For better viewing, click photos to enlarge.

This will be shared with Foodie Friday at Rattlebridge Farm and Miz Helen’s Country Kitchen Full Plate Thursday.
Have a great weekend everyone.

Thursday, March 5, 2015

Sweet-and-Sour Chicken

Wait until the aromas of this chicken suddenly fill your house while it's browning. If anyone’s home, you’ll have to beat ‘em away with a wooden spoon because this dish smells soooo good. These spice rubbed chickens thighs are braised alongside carrots and onions in a sweet-and-sour honey-lemon sauce and I swear you’ll think you’re on a holiday in some exotic country.

While this may smell like it’s been braising all day, it’s ready to serve in an hour, including about 30 minutes active time. That to me is an easy, week-day meal with little fuss and great results. I usually shy away from much sugar in savory dishes, but there’s only two tablespoons of honey for four to six people, so that’s not really that much sugar considering.

Rice makes a nice accompaniment, but if you think you won’t miss it or are watching carbs, the chicken and vegetables are great on their own.

Here, why don’t you have a bite?

Sweet-and-Sour Chicken
Slightly adapted from Gourmet Weekly, serves 4 to 6
Printable Recipe

8 small chicken thighs with bones, skin removed (optional), about 2 ½ to 2 ¾ pounds total
Kosher salt
Freshly ground black pepper
1 ½ teaspoons Hungarian paprika
¾ teaspoon ground cinnamon
1 ½ tablespoons olive oil
1 large onion, peeled & halved, then cut lengthwise into ¼-inch-wide strips
1 pound carrots, peeled & cut on the diagonal into 1” pieces
2 tablespoons minced garlic
½ cup water
¼ cup freshly squeezed lemon juice
2 tablespoons mild honey
1 tablespoon finely chopped fresh flat-leaf parsley
1 tablespoon finely chopped fresh cilantro

Pat chicken dry and season with salt and pepper on both sides. Stir together the paprika and cinnamon and rub onto chicken.

Heat oil in a 12” heavy non-stick skillet over moderately high heat until it shimmers, then brown chicken in 2 batches, taking care not to crowd the pan. Turn once. It should take about 10 minutes per batch. Transfer browned chicken to a plate.

Discard all but 3 tablespoons fat from skillet, then add onion and carrots. (If you removed the skin as we did, you may have to add some oil to equal 3 tablespoons.) Sprinkle with salt and pepper and cook over moderate heat, stirring occasionally, until onions begin to brown, about 8 to 10 minutes. Add garlic and cook, stirring about 1 minute, taking care that the garlic doesn’t burn.

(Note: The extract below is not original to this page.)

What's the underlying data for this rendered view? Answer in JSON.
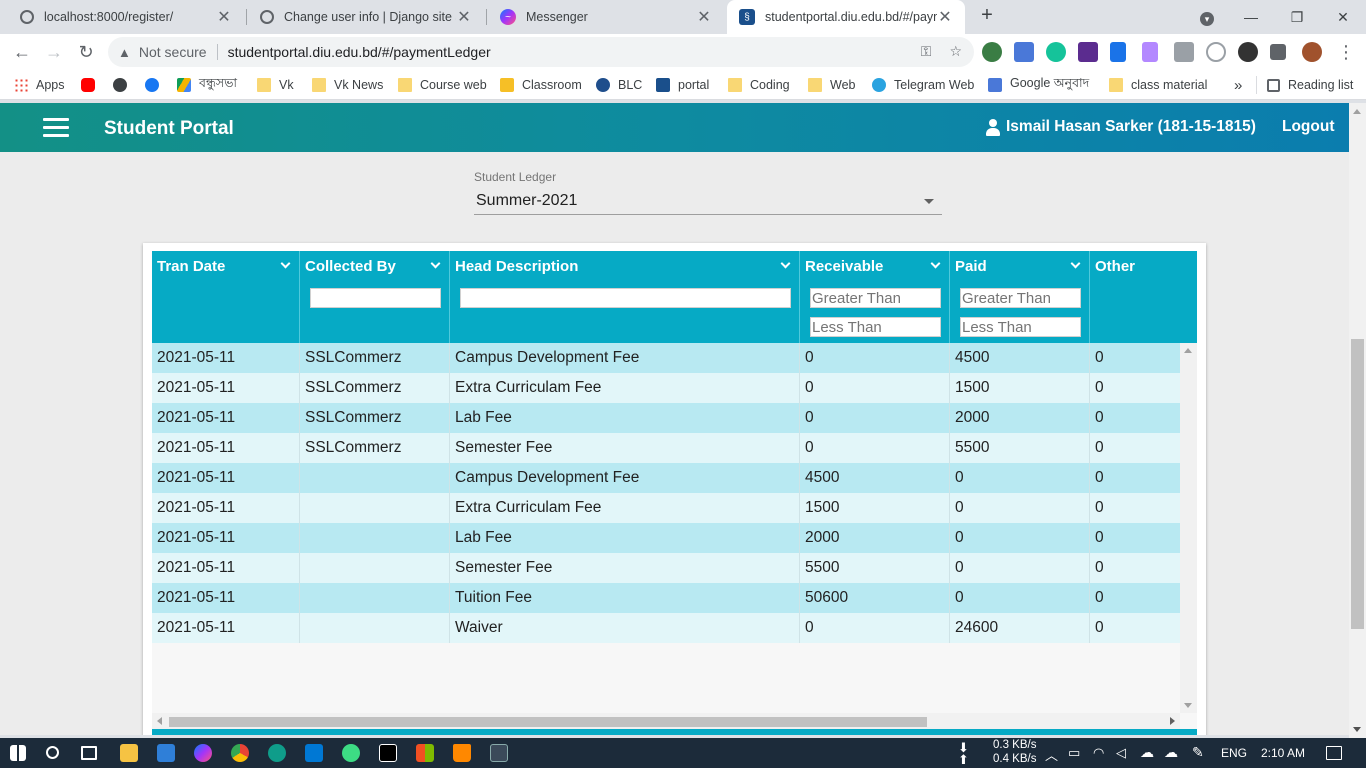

Return chicken to what would be skin side up to skillet and nest it into vegetables. Stir together water, lemon juice, and honey until blended, then add to skillet. (Tip - spray measuring spoon with cooking spray such as Pam first before measuring the honey to keep the honey from sticking to the spoon.)  Skim any fat from the sauce, then taste for seasonings. Sprinkle with herbs right before serving.

For better viewing, click photos to enlarge.

This will be shared with Foodie Friday at Rattlebridge Farm and Miz Helen’s Country Kitchen Full Plate Thursday.
Have a great weekend everyone.